**What the task asks**
Each line from the line containing "Serialize everything readable" through the last line of the entries is to be reproduced exactly as it stands.

Provided data Block Start

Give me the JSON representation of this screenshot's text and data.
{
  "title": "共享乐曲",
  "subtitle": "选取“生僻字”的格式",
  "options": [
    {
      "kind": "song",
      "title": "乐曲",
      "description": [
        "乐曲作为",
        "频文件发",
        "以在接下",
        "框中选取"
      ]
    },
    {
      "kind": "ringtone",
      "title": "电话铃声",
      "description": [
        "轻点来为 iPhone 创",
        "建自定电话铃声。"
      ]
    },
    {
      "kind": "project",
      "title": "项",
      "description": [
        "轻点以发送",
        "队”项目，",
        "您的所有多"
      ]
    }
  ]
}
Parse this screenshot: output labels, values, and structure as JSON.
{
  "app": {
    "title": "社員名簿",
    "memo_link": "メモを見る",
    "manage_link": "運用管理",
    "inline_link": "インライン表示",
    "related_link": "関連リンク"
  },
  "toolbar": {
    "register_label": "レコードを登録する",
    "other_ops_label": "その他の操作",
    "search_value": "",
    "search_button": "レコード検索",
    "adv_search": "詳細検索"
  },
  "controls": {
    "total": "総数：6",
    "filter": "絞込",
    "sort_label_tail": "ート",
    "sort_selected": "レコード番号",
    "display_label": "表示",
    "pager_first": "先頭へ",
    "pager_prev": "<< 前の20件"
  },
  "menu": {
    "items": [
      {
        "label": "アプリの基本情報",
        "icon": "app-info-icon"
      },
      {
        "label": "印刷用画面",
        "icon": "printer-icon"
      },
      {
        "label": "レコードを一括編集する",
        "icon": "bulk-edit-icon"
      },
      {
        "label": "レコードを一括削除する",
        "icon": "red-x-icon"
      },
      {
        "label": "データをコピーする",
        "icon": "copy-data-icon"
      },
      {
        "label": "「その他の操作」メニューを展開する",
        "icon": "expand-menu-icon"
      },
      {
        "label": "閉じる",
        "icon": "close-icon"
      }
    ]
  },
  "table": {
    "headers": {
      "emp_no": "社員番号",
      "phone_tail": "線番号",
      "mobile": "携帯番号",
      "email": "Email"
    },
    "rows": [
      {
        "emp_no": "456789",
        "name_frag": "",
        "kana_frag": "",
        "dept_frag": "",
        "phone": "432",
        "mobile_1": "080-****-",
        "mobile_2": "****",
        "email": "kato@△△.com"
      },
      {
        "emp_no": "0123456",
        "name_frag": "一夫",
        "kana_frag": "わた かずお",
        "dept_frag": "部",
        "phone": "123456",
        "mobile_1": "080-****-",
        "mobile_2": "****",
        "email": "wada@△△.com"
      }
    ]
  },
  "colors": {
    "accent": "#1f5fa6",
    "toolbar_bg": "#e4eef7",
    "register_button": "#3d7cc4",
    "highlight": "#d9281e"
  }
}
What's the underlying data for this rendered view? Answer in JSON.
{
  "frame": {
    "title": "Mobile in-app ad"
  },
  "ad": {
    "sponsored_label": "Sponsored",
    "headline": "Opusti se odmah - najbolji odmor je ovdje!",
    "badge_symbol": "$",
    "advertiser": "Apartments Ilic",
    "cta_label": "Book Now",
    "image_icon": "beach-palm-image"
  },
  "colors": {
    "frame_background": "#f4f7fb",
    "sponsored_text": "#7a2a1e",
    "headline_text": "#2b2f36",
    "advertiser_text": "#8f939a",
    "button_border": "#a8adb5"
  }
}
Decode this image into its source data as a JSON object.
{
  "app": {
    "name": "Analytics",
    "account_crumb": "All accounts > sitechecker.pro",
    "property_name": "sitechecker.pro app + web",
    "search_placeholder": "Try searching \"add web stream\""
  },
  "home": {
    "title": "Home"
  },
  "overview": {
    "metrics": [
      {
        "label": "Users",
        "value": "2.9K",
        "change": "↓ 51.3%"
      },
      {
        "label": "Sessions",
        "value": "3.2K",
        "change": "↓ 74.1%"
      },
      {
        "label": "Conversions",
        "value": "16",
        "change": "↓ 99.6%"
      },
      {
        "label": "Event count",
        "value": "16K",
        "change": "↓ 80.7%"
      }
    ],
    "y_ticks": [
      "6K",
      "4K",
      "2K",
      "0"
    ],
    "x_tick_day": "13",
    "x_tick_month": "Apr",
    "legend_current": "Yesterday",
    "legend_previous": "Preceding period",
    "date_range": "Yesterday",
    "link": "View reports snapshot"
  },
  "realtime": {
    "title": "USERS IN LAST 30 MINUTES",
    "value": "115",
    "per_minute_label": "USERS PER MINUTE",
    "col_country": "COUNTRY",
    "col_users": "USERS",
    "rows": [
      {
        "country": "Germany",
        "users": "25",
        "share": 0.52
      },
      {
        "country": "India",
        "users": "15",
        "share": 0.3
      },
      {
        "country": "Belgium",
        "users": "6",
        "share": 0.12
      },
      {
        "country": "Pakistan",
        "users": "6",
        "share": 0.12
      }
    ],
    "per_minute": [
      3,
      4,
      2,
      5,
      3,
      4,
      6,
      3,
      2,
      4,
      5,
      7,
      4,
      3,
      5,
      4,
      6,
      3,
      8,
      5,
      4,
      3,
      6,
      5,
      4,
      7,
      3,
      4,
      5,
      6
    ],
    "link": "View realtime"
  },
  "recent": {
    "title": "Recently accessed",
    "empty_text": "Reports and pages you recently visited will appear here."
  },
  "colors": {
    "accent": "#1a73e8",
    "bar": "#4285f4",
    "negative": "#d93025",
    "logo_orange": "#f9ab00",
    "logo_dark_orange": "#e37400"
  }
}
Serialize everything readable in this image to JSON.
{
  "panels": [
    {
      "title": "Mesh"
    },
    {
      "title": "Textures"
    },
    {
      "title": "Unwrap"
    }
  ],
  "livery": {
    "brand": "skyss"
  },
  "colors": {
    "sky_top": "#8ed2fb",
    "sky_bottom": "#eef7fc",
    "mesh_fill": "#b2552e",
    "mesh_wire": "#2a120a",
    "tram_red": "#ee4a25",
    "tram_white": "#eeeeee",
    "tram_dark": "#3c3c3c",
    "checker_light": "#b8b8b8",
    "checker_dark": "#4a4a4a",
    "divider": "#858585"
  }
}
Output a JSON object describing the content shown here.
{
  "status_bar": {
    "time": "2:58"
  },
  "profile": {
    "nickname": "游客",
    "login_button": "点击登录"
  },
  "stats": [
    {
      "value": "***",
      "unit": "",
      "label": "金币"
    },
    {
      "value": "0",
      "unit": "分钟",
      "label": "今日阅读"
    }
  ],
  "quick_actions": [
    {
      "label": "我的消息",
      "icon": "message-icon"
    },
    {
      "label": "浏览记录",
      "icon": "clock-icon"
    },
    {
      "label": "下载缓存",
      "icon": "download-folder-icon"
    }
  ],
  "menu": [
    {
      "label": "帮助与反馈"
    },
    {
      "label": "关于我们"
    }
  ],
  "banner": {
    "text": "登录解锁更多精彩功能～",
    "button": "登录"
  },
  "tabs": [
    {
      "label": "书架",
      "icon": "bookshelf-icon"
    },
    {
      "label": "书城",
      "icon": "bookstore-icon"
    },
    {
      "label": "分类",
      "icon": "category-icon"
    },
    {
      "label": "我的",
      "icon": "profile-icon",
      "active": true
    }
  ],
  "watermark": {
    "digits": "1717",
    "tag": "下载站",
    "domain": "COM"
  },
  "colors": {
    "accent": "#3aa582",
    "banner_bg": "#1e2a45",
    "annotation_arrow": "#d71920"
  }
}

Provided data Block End

**Solution to the problem**
Serialize everything readable in this image to JSON.
{
  "panels": [
    {
      "title": "Mesh"
    },
    {
      "title": "Textures"
    },
    {
      "title": "Unwrap"
    }
  ],
  "livery": {
    "brand": "skyss"
  },
  "colors": {
    "sky_top": "#8ed2fb",
    "sky_bottom": "#eef7fc",
    "mesh_fill": "#b2552e",
    "mesh_wire": "#2a120a",
    "tram_red": "#ee4a25",
    "tram_white": "#eeeeee",
    "tram_dark": "#3c3c3c",
    "checker_light": "#b8b8b8",
    "checker_dark": "#4a4a4a",
    "divider": "#858585"
  }
}
Output a JSON object describing the content shown here.
{
  "status_bar": {
    "time": "2:58"
  },
  "profile": {
    "nickname": "游客",
    "login_button": "点击登录"
  },
  "stats": [
    {
      "value": "***",
      "unit": "",
      "label": "金币"
    },
    {
      "value": "0",
      "unit": "分钟",
      "label": "今日阅读"
    }
  ],
  "quick_actions": [
    {
      "label": "我的消息",
      "icon": "message-icon"
    },
    {
      "label": "浏览记录",
      "icon": "clock-icon"
    },
    {
      "label": "下载缓存",
      "icon": "download-folder-icon"
    }
  ],
  "menu": [
    {
      "label": "帮助与反馈"
    },
    {
      "label": "关于我们"
    }
  ],
  "banner": {
    "text": "登录解锁更多精彩功能～",
    "button": "登录"
  },
  "tabs": [
    {
      "label": "书架",
      "icon": "bookshelf-icon"
    },
    {
      "label": "书城",
      "icon": "bookstore-icon"
    },
    {
      "label": "分类",
      "icon": "category-icon"
    },
    {
      "label": "我的",
      "icon": "profile-icon",
      "active": true
    }
  ],
  "watermark": {
    "digits": "1717",
    "tag": "下载站",
    "domain": "COM"
  },
  "colors": {
    "accent": "#3aa582",
    "banner_bg": "#1e2a45",
    "annotation_arrow": "#d71920"
  }
}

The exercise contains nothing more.